Component data from apps and pages:
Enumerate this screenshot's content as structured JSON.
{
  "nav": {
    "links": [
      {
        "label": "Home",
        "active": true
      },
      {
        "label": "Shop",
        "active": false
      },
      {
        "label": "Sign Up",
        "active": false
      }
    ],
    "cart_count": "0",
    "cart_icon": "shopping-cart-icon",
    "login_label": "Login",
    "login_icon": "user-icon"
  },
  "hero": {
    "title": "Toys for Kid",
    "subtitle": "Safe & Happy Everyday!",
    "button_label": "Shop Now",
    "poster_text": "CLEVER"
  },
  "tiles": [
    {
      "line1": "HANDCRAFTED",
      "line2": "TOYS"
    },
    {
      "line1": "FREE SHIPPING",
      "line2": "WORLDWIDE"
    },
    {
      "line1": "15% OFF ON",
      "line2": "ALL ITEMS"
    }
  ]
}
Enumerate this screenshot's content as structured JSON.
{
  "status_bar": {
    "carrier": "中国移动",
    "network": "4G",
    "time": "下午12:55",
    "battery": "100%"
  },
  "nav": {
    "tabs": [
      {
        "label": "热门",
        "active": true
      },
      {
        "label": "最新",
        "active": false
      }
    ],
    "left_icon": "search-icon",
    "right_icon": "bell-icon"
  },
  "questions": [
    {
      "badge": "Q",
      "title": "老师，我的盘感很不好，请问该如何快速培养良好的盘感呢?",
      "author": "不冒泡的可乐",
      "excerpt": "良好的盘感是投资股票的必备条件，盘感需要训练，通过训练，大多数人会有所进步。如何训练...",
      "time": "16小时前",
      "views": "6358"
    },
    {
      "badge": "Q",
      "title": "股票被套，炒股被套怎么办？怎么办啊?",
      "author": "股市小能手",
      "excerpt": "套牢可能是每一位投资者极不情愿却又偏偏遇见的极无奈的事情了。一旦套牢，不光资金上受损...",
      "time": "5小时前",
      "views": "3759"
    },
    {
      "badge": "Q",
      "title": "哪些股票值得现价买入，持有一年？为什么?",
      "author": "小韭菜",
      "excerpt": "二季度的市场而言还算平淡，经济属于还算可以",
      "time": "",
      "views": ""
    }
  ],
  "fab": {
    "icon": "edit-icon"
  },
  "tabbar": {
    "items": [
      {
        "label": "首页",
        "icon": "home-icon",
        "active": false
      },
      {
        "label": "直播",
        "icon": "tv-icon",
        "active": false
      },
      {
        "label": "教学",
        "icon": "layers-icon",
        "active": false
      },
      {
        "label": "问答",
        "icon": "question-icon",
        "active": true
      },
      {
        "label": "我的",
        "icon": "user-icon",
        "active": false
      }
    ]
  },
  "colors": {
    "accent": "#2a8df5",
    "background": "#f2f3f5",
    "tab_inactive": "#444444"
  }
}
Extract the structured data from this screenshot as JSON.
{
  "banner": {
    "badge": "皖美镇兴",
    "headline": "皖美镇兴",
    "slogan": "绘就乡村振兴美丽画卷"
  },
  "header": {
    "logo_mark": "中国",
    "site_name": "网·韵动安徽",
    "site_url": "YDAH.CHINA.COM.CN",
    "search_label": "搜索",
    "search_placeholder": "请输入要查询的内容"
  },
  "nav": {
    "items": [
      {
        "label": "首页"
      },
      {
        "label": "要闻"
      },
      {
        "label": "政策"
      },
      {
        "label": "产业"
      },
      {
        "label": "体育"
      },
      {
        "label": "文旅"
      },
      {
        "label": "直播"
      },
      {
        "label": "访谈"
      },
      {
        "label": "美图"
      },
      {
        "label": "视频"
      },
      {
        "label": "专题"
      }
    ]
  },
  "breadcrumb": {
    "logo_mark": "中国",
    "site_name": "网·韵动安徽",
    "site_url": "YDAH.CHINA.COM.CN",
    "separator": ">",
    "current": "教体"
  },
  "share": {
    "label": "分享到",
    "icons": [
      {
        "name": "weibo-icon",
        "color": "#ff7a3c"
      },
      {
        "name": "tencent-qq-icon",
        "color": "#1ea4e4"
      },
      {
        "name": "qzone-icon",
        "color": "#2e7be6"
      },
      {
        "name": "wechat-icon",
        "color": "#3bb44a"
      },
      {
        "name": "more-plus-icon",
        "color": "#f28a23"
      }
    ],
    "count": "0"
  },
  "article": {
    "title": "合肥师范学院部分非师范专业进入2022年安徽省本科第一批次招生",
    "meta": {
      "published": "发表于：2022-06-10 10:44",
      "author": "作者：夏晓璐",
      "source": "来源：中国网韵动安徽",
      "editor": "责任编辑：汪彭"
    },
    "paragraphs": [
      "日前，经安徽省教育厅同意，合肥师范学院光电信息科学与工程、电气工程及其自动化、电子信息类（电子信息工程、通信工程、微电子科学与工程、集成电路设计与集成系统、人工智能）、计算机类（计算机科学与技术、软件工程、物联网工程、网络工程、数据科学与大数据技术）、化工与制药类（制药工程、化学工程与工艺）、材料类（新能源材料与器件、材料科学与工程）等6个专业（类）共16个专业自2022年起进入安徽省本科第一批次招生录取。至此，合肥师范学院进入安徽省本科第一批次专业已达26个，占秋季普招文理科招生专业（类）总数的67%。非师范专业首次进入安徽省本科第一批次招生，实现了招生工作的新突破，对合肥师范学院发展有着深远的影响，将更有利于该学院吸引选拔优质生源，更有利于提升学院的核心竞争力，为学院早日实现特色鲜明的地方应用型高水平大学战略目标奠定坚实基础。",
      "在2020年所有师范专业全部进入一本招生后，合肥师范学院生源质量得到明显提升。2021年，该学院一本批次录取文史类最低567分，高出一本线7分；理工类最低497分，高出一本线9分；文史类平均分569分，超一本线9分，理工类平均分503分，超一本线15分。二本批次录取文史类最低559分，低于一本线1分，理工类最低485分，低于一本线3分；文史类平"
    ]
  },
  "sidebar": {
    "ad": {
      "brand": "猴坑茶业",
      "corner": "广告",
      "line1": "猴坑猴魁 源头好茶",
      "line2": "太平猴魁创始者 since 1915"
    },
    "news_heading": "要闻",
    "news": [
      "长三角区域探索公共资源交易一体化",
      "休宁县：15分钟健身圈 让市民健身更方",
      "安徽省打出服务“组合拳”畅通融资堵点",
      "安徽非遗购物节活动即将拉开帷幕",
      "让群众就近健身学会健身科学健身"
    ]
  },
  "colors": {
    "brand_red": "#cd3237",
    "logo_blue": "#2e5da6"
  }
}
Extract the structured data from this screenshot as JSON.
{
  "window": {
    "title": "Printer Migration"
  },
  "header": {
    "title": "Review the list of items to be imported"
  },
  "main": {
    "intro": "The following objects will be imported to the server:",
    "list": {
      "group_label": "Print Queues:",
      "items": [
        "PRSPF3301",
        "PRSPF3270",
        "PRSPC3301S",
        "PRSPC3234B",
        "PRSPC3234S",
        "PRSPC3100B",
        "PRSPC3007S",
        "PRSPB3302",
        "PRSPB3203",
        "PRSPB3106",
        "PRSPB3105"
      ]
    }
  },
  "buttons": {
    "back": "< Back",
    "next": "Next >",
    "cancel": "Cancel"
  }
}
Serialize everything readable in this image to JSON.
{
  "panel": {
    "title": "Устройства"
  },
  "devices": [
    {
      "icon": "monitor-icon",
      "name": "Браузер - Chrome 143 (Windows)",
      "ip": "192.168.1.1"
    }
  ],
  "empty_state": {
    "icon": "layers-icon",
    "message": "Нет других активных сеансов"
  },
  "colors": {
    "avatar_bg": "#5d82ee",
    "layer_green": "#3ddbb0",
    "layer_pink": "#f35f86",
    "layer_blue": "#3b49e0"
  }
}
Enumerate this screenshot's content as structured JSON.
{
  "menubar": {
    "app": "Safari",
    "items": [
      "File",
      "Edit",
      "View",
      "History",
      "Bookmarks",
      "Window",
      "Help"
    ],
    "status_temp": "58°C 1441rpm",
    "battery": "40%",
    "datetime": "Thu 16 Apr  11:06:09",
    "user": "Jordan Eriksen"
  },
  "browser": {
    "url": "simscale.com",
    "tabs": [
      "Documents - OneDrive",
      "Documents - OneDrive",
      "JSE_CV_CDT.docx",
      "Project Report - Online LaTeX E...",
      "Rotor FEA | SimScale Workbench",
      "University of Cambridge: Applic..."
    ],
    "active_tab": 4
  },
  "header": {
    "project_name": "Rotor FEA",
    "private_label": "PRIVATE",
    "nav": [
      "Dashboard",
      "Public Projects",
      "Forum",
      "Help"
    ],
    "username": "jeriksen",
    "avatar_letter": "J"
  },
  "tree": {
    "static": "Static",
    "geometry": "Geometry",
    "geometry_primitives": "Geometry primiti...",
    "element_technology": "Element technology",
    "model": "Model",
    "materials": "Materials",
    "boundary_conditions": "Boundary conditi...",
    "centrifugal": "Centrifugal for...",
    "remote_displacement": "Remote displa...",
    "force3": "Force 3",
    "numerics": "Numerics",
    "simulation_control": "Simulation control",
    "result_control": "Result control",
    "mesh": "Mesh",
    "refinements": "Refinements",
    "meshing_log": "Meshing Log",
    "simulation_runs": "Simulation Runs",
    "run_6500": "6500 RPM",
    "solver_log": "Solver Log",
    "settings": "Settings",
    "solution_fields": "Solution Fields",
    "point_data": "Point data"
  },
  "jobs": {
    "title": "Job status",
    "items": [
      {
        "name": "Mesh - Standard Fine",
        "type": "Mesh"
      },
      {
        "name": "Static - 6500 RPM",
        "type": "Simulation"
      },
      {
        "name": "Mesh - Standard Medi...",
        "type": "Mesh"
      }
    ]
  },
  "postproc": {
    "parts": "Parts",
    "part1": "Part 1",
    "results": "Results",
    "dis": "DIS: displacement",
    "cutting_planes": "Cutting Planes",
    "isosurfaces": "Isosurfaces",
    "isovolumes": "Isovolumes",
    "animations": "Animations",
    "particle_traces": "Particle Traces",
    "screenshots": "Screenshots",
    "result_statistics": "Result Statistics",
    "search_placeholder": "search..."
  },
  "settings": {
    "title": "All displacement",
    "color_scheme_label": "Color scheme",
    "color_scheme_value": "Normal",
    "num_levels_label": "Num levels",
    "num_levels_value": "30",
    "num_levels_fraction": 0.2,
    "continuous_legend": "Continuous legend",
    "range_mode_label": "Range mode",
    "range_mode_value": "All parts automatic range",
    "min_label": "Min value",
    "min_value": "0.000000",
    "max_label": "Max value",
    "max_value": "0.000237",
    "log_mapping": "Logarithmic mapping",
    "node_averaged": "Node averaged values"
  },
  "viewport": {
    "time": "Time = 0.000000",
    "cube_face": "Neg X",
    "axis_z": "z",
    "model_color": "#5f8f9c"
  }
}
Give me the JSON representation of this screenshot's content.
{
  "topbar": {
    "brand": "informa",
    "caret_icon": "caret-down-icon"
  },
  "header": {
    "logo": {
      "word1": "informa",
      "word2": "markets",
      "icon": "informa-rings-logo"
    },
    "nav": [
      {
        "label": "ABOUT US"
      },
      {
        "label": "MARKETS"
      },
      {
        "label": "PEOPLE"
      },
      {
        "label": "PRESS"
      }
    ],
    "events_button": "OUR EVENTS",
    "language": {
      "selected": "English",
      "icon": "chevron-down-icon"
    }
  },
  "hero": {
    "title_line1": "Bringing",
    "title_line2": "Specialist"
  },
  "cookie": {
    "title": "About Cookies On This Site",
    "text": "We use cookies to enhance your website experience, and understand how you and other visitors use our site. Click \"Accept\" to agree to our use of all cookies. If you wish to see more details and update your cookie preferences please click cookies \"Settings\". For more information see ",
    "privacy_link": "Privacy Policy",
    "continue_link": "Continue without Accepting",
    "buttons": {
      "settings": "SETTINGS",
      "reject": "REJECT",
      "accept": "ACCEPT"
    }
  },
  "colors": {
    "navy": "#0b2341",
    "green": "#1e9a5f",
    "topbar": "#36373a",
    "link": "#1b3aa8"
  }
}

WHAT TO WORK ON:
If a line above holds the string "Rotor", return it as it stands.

EXERCISE RESPONSE:
      "Rotor FEA | SimScale Workbench",
    "project_name": "Rotor FEA",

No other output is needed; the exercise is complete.